While they differ greatly in their mechanisms, philosophically there is a similarity between the LSAT rifle, the G11, and the AN-94, mentioned above. This is that the G11 allowed very high rates of fire by eliminating ejection as a distinct step in the rifle’s cycle of operation, thus making burst fire effective. The AN-94 allows a very high rate of fire by having ejection and feeding take place simultaneously, for at least two round bursts. So, quite likely, would the LSAT rifle — even though burst fire doesn’t seem to have been pushed in the design. You wouldn’t want this in the machine gun.
Had they gone with a cased telescoped round of 6.5mm, of approximately the same performance as the 6.5 Grendel, or even with 6.8 Remington, both in flight and terminal (what it does to the body it hits) ballistics would have been superior to the M16, and far above the M4. Moreover, if the straight ejecting format cuts the cycling time down enough to achieve effective burst fire, that too would mean increased effective range. They’ve actually looked into 6.5mm, 6.8mm, 7.62mm, and — no joke — .50. Yes, you read that right, 50 caliber.
I’ve spoken with JSSAP, the Joint Services Small Arms Program, and they’ve done what they were told to do. They have a light machine gun, firing cased telescoped ammunition, in 5.56, that saves about 40 percent weight of gun and ammunition over the current light machine gun, the M249. They have a rifle that works, at least to technology readiness level five, TRL 5, which is to say (per Department of Defense Technology Readiness Assessment Guidance):
Fidelity of breadboard technology increases significantly. The basic technological components are integrated with reasonably realistic supporting elements so they can be tested in a simulated environment. Examples include “high-fidelity” laboratory integration of components.
Sadly, however, both rifle and machine gun are shelved, while the budget only allows for continued work on telescoped ammunition. Even the name of the program has changed to just cover ammunition development. Moreover, while still open to considering other calibers, JSSAP is concentrating on a 7.62mm round. That’s not disastrous, as it would still allow much better performance and, even in the larger caliber, considerable weight savings over conventional 5.56mm brass cased ammunition.
I suppose the writing on the wall was there to be seen with the May 2012 briefing from JSSAP, entitled, “Lightweight Small Arms Technology: The Epilogue.” Maybe they should have said, “The Epitaph.”
Thus, I confidently predict that the LSAT program will be killed.
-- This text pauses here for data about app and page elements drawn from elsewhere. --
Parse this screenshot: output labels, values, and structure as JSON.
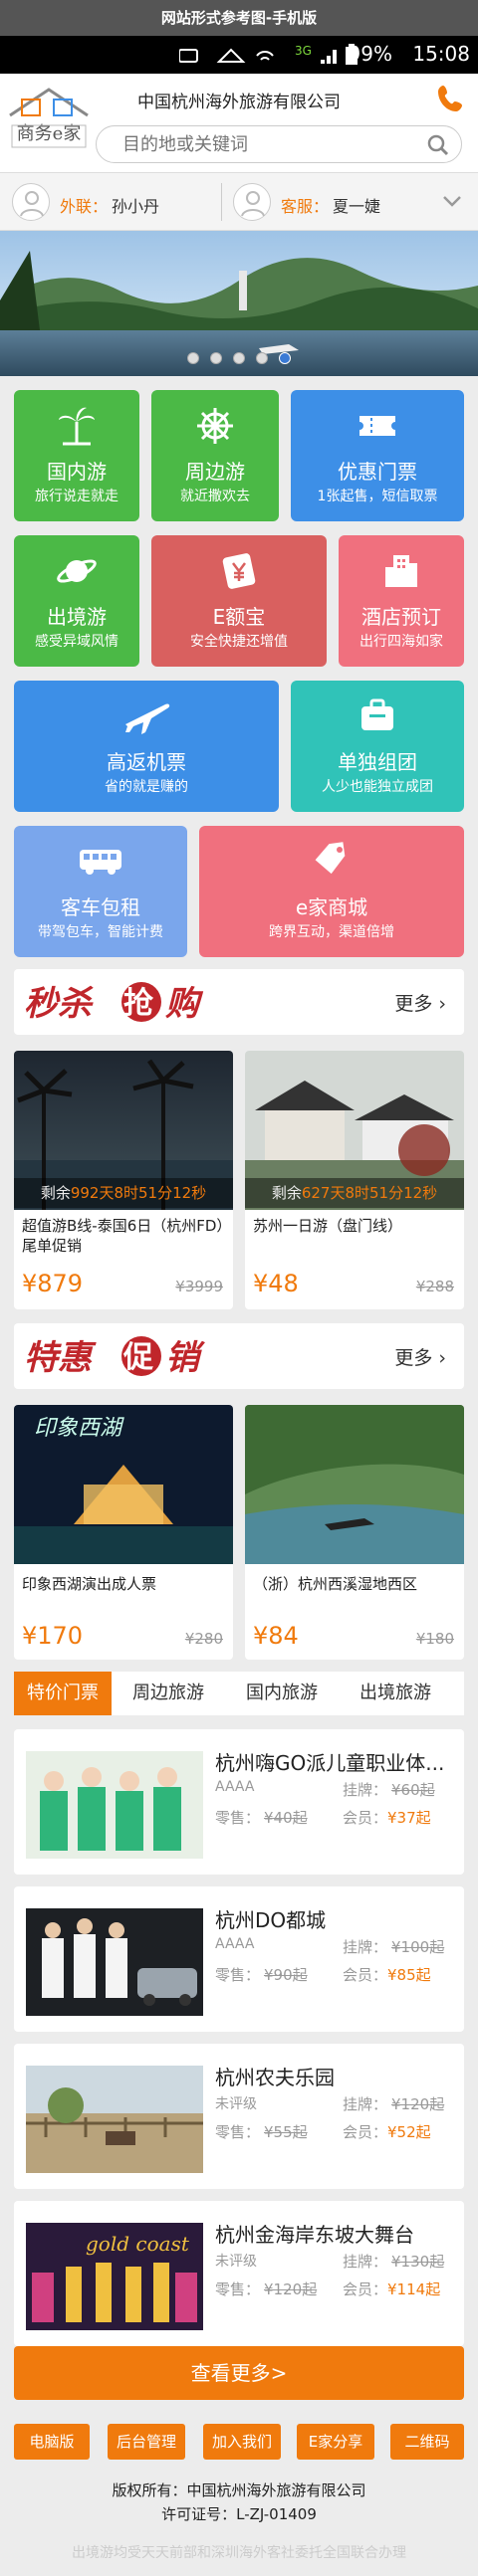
{
  "caption": "网站形式参考图-手机版",
  "status": {
    "signal": "3G",
    "battery": "99%",
    "time": "15:08"
  },
  "header": {
    "logo_text": "商务e家",
    "company": "中国杭州海外旅游有限公司",
    "search_placeholder": "目的地或关键词"
  },
  "contacts": [
    {
      "role": "外联：",
      "name": "孙小丹"
    },
    {
      "role": "客服：",
      "name": "夏一婕"
    }
  ],
  "banner": {
    "slides": 5,
    "active": 4
  },
  "tiles": [
    {
      "title": "国内游",
      "sub": "旅行说走就走",
      "color": "#4bb946",
      "icon": "palm-tree-icon"
    },
    {
      "title": "周边游",
      "sub": "就近撒欢去",
      "color": "#4bb946",
      "icon": "helm-icon"
    },
    {
      "title": "优惠门票",
      "sub": "1张起售，短信取票",
      "color": "#3d8fe7",
      "icon": "ticket-icon"
    },
    {
      "title": "出境游",
      "sub": "感受异域风情",
      "color": "#4bb946",
      "icon": "planet-icon"
    },
    {
      "title": "E额宝",
      "sub": "安全快捷还增值",
      "color": "#d9605f",
      "icon": "yen-icon"
    },
    {
      "title": "酒店预订",
      "sub": "出行四海如家",
      "color": "#f0707e",
      "icon": "hotel-icon"
    },
    {
      "title": "高返机票",
      "sub": "省的就是赚的",
      "color": "#3d8fe7",
      "icon": "plane-icon"
    },
    {
      "title": "单独组团",
      "sub": "人少也能独立成团",
      "color": "#30c3b8",
      "icon": "luggage-icon"
    },
    {
      "title": "客车包租",
      "sub": "带驾包车，智能计费",
      "color": "#7aa6ec",
      "icon": "bus-icon"
    },
    {
      "title": "e家商城",
      "sub": "跨界互动，渠道倍增",
      "color": "#f0707e",
      "icon": "tag-icon"
    }
  ],
  "flash": {
    "heading": "秒杀抢购",
    "more": "更多",
    "items": [
      {
        "countdown_prefix": "剩余",
        "countdown": "992天8时51分12秒",
        "title": "超值游B线-泰国6日（杭州FD）尾单促销",
        "price": "¥879",
        "old": "¥3999"
      },
      {
        "countdown_prefix": "剩余",
        "countdown": "627天8时51分12秒",
        "title": "苏州一日游（盘门线）",
        "price": "¥48",
        "old": "¥288"
      }
    ]
  },
  "special": {
    "heading": "特惠促销",
    "more": "更多",
    "items": [
      {
        "title": "印象西湖演出成人票",
        "price": "¥170",
        "old": "¥280",
        "img_text": "印象西湖"
      },
      {
        "title": "（浙）杭州西溪湿地西区",
        "price": "¥84",
        "old": "¥180"
      }
    ]
  },
  "tabs": [
    "特价门票",
    "周边旅游",
    "国内旅游",
    "出境旅游"
  ],
  "tickets": [
    {
      "name": "杭州嗨GO派儿童职业体...",
      "level": "AAAA",
      "list_label": "挂牌：",
      "list": "¥60起",
      "retail_label": "零售：",
      "retail": "¥40起",
      "member_label": "会员：",
      "member": "¥37起"
    },
    {
      "name": "杭州DO都城",
      "level": "AAAA",
      "list_label": "挂牌：",
      "list": "¥100起",
      "retail_label": "零售：",
      "retail": "¥90起",
      "member_label": "会员：",
      "member": "¥85起"
    },
    {
      "name": "杭州农夫乐园",
      "level": "未评级",
      "list_label": "挂牌：",
      "list": "¥120起",
      "retail_label": "零售：",
      "retail": "¥55起",
      "member_label": "会员：",
      "member": "¥52起"
    },
    {
      "name": "杭州金海岸东坡大舞台",
      "level": "未评级",
      "list_label": "挂牌：",
      "list": "¥130起",
      "retail_label": "零售：",
      "retail": "¥120起",
      "member_label": "会员：",
      "member": "¥114起",
      "img_text": "gold coast"
    }
  ],
  "more_button": "查看更多>",
  "footer": {
    "buttons": [
      "电脑版",
      "后台管理",
      "加入我们",
      "E家分享",
      "二维码"
    ],
    "copyright": "版权所有：中国杭州海外旅游有限公司",
    "license": "许可证号：L-ZJ-01409",
    "note": "出境游均受天天前部和深圳海外客社委托全国联合办理"
  },
  "colors": {
    "accent": "#f07a0d"
  }
}
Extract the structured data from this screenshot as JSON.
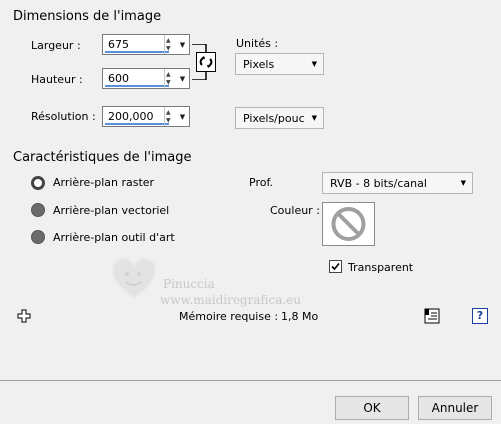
{
  "image_dimensions": {
    "title": "Dimensions de l'image",
    "width_label": "Largeur :",
    "width_value": "675",
    "height_label": "Hauteur :",
    "height_value": "600",
    "resolution_label": "Résolution :",
    "resolution_value": "200,000",
    "units_label": "Unités :",
    "units_value": "Pixels",
    "resolution_units_value": "Pixels/pouc"
  },
  "image_characteristics": {
    "title": "Caractéristiques de l'image",
    "background_options": [
      "Arrière-plan raster",
      "Arrière-plan vectoriel",
      "Arrière-plan outil d'art"
    ],
    "selected_background": "Arrière-plan raster",
    "depth_label": "Prof.",
    "depth_value": "RVB - 8 bits/canal",
    "color_label": "Couleur :",
    "transparent_label": "Transparent",
    "transparent_checked": true
  },
  "memory": {
    "label": "Mémoire requise :",
    "value": "1,8 Mo"
  },
  "watermark": {
    "line1": "Pinuccia",
    "line2": "www.maidiregrafica.eu"
  },
  "buttons": {
    "ok": "OK",
    "cancel": "Annuler"
  },
  "icons": [
    "link-aspect-icon",
    "move-cross-icon",
    "preset-notes-icon",
    "help-icon",
    "no-color-icon",
    "check-icon"
  ]
}
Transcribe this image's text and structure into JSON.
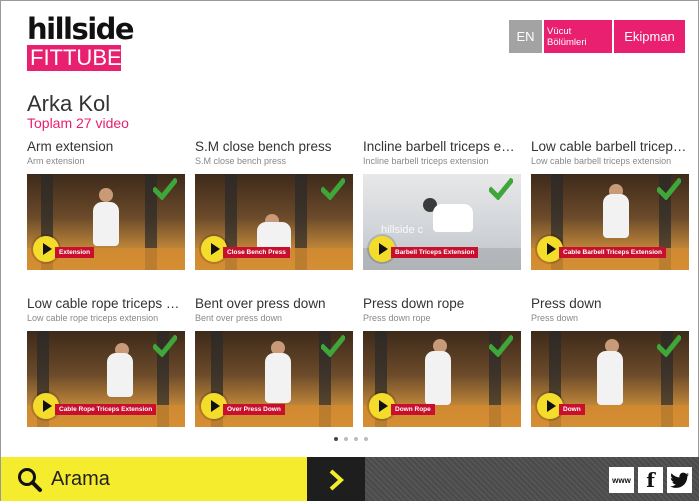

Thus, too, American soldiers will continue to be killed, by being forced to carry an inadequate rifle. And that’s not even counting our men who will die because some out of range enemy will be able to escape to fight again. Or because our overladen troops simply won’t be able to catch him, or to catch him unawares.
Just a thought, but you might want to ask your senators and congressman about this. Really.
Looking ahead: In some future columns I intend to talk about why getting the weight on the soldier’s back down is so critical, and why it’s so unlikely we’ll be able to do it.
Tom Kratman is a retired infantry lieutenant colonel, recovering attorney, and science fiction and military fiction writer. A political refugee and defector from the People’s Republic of Massachusetts, he makes his home in Blacksburg, Virginia. He holds the non-exclusive military and foreign affairs portfolio for EveryJoe. Tom’s books can be ordered through baen.com.